Sadly, the show missed the depth with which engineering ran right through Jim’s very being. I remember a particular occasion where I had some very elaborate theories as to why my prototype Z88 model might be misbehaving. Jim, always methodical, thought first about power. He had me investigate the batteries by rubbing their ends gently on some clean white paper, revealing tell tale black marks. Jim’s hardware was fine. Slightly greasy batteries were the source of intermittent power. For me, it was an early real world example of how experience can trump quick thinking. I’m not sure I wholly absorbed the lesson at the time, but the memory stays with me.

At one point in the show Hermann says ‘I’ll make the tea’. In the early days of the Active Book Company, based then in the Market Square in Cambridge, I remember a particularly hot day. Hermann bought the whole team cornettos. In one way, we knew it was a calculated gesture, an act carefully designed to raise morale. But in another way, it was quite genuine. He was happy to do this small thing for us, knowing that he couldn’t, at that point in time, do anything more to move the project forward in a technical way. And, given who we were and what we were doing, we rather respected the calculated gesture. It was like a well thought out program, designed to achieve a specific effect. It worked.
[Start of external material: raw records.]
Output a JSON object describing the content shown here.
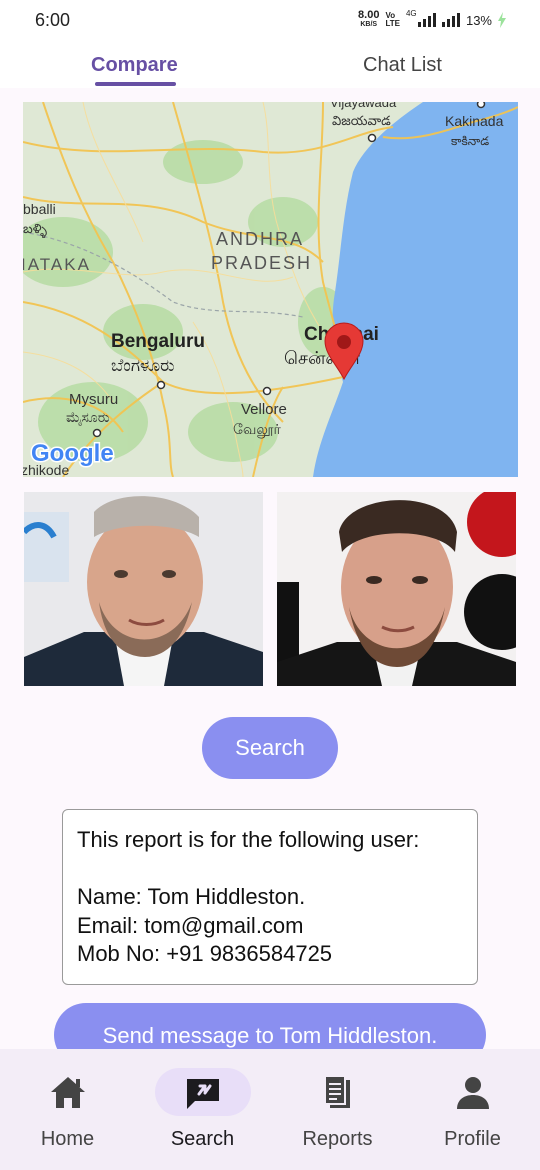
{
  "status_bar": {
    "time": "6:00",
    "net_speed_value": "8.00",
    "net_speed_unit": "KB/S",
    "volte_top": "Vo",
    "volte_bottom": "LTE",
    "network_type": "4G",
    "battery": "13%"
  },
  "tabs": [
    {
      "label": "Compare",
      "active": true
    },
    {
      "label": "Chat List",
      "active": false
    }
  ],
  "map": {
    "places": [
      {
        "name": "Vijayawada"
      },
      {
        "name": "విజయవాడ"
      },
      {
        "name": "Kakinada"
      },
      {
        "name": "కాకినాడ"
      },
      {
        "name": "bballi"
      },
      {
        "name": "బళ్ళి"
      },
      {
        "name": "ANDHRA"
      },
      {
        "name": "PRADESH"
      },
      {
        "name": "IATAKA"
      },
      {
        "name": "Bengaluru"
      },
      {
        "name": "ಬೆಂಗಳೂರು"
      },
      {
        "name": "Chennai"
      },
      {
        "name": "சென்னை"
      },
      {
        "name": "Mysuru"
      },
      {
        "name": "ಮೈಸೂರು"
      },
      {
        "name": "Vellore"
      },
      {
        "name": "வேலூர்"
      },
      {
        "name": "zhikode"
      }
    ],
    "logo": "Google",
    "marker_icon": "map-pin-icon",
    "colors": {
      "land": "#dfe8d5",
      "water": "#7fb4f0",
      "roads": "#f2c451",
      "forest": "#b6dca3"
    }
  },
  "search_button": {
    "label": "Search"
  },
  "report": {
    "intro": "This report is for the following user:",
    "name_line": "Name: Tom Hiddleston.",
    "email_line": "Email: tom@gmail.com",
    "mobile_line": "Mob No: +91 9836584725"
  },
  "send_button": {
    "label": "Send message to Tom Hiddleston."
  },
  "bottom_nav": [
    {
      "label": "Home",
      "icon": "home-icon",
      "active": false
    },
    {
      "label": "Search",
      "icon": "chat-search-icon",
      "active": true
    },
    {
      "label": "Reports",
      "icon": "reports-icon",
      "active": false
    },
    {
      "label": "Profile",
      "icon": "person-icon",
      "active": false
    }
  ],
  "colors": {
    "accent": "#6750a4",
    "button": "#8a8ff0",
    "nav_bg": "#f3edf7",
    "nav_active": "#e8def8"
  }
}
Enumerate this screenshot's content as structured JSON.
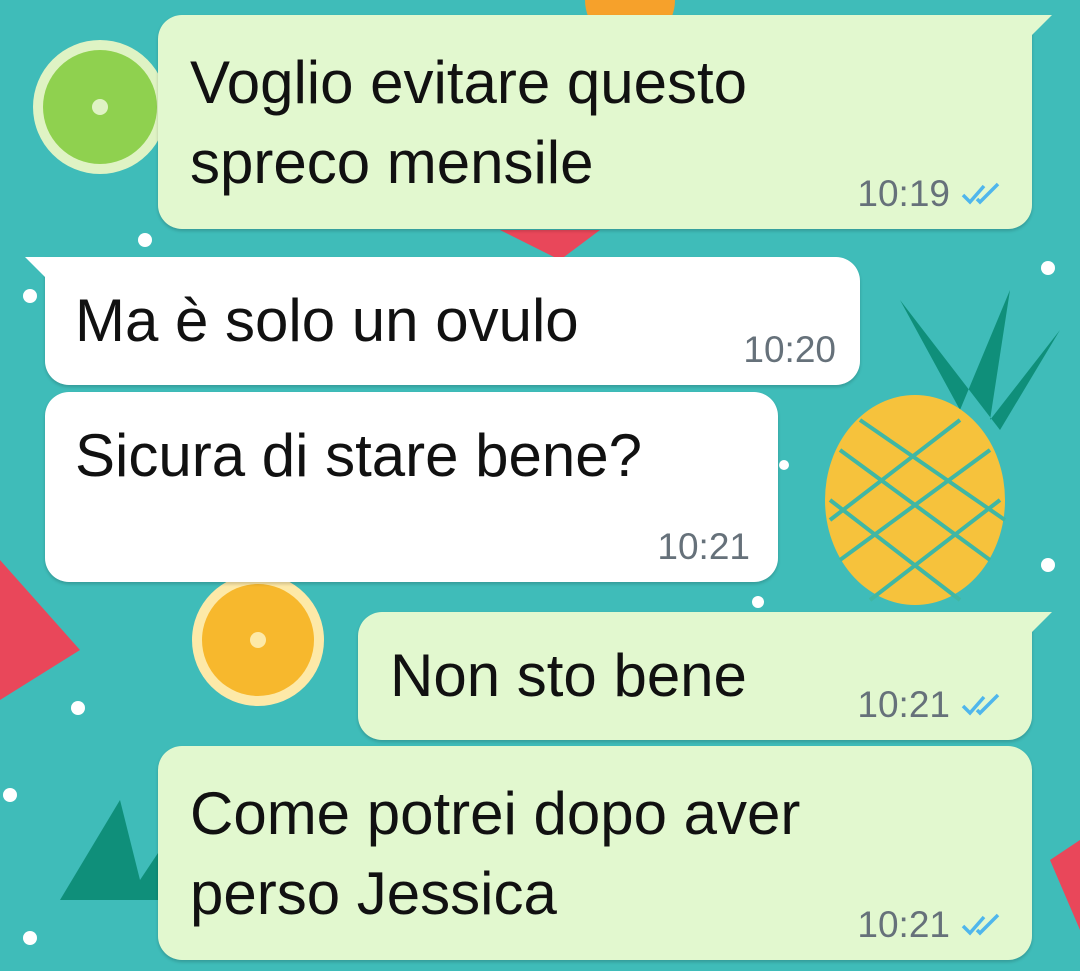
{
  "chat": {
    "messages": [
      {
        "id": "m1",
        "direction": "outgoing",
        "text": "Voglio evitare questo\nspreco mensile",
        "time": "10:19",
        "status": "read"
      },
      {
        "id": "m2",
        "direction": "incoming",
        "text": "Ma è solo un ovulo",
        "time": "10:20"
      },
      {
        "id": "m3",
        "direction": "incoming",
        "text": "Sicura di stare bene?",
        "time": "10:21"
      },
      {
        "id": "m4",
        "direction": "outgoing",
        "text": "Non sto bene",
        "time": "10:21",
        "status": "read"
      },
      {
        "id": "m5",
        "direction": "outgoing",
        "text": "Come potrei dopo aver\nperso Jessica",
        "time": "10:21",
        "status": "read"
      }
    ]
  },
  "colors": {
    "wallpaper": "#3fbcb9",
    "outgoing_bubble": "#e2f8cf",
    "incoming_bubble": "#ffffff",
    "read_check": "#4fb6ec",
    "timestamp": "#66717a"
  },
  "icons": {
    "read_receipt": "double-check-icon"
  }
}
Hermann made you believe in the project and he oozed a sense of vision. He didn’t always say much, but I always had a sense of him thinking big, thinking beyond the details. He was confident in himself, to be sure. But my experience was that he made me and all my colleagues feel confident, he helped us believe that we were really good and could could achieve the goal. In the case of the Active Book, it was too much. We were trying to make Objective Oriented Programming (then we used Smalltalk), now common place, work on hardware that just didn’t have the grunt. A short lived skunk project to rewrite all the software in C never quite came off. But the vision was always fantastic. It was a privilege and a delight to work on the Active Book project. Or it was, until the directors decide to sell up and move on. With the advent of the iPhone, the hardware has caught up with the vision. That was the kind of product we were shooting for.

The BBC film mixed drama with historical footage including stills of computer magazines that I remember buying at WH Smiths and poring over for hours. The pub in which the characters met, the Baron of Beef, was once run by the father of a school friend. I went to parties there as small child and, later, as a teenager, drank the occasional pint.

Watching the film, I grew nostalgic for the friends and colleagues that were not portrayed. Paul Bond, the big brain behind the Z88 and the Active Book, was a mentor and a role model for the late teenage me. He once took me flying in his Cessna. As exciting as that was, and it was exciting, the battle to break his software and to persuade him to accept some of my user interface ideas, was even more exhilarating. With a bigger canvas, Paul would have been at the edge of this drama. As would, I suspect, Eric the wireman, who shocked me with his homophobia at an age where I lacked the confidence to protest and, indeed, in an age where such protest was much more of a challenge. Perhaps further out of this drama’s brief, not least because further forward in time, I thought of other good friends, such as Jamie, whose Scottishness seemed so exotic to me then, and Martin, with whom I shared Thatcher’s passing – a delight for me and a disappointment for him. Most of all, the show made me remember how exciting it was to be making new things. And, of course, it still is.